A Study in Contrasts: Aging, Atwood and Bradbury

How to describe an aging woman's body?  Here are two examples, starkly different, from two writers, each wonderful in their own way.

First, from Margaret Atwood's Cat's Eye:
I think of Cordelia examining the growing pouches under her eyes… Gnarling has set in, the withering of the mouth; the outlines of dewlaps are beginning to be visible, down towards the chin…She drops the bath towel…looks over her shoulder, sees in the mirror the dog's-neck folds of skin above the waist, the buttocks drooping like wattles…
Next, from Ray Bradbury's Dandelion Wine:

She sat down next to him on the swing in her nightgown, not slim the way girls get when they are not loved at seventeen, not fat the way women get when they are not loved at fifty, but absolutely right, a roundness, a firmness, the way women are at any age, he thought, when there is no question.

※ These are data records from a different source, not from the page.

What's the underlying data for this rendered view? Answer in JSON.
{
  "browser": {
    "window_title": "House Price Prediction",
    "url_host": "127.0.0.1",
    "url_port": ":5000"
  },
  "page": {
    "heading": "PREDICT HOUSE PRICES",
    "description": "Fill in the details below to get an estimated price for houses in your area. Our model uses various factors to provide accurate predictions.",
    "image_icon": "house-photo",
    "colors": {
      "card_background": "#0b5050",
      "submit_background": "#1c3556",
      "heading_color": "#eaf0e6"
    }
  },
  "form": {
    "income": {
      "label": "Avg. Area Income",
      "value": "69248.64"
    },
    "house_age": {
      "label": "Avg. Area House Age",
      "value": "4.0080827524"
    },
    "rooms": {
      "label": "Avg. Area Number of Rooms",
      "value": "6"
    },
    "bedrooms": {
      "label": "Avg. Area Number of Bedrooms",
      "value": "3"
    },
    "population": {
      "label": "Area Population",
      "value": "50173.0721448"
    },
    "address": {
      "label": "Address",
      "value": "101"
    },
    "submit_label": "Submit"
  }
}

Hard to imagine a more stark contrast, eh? And that's the wonder of good writing, folks!



Tricia J. O'Brien said...

How I love both of these authors. "Gnarling" is an amazing word choice, and "when there is no question" is a wonderful insight.
Thanks for sharing these.

- said...

Gnarling could be the most interesting gerund of all!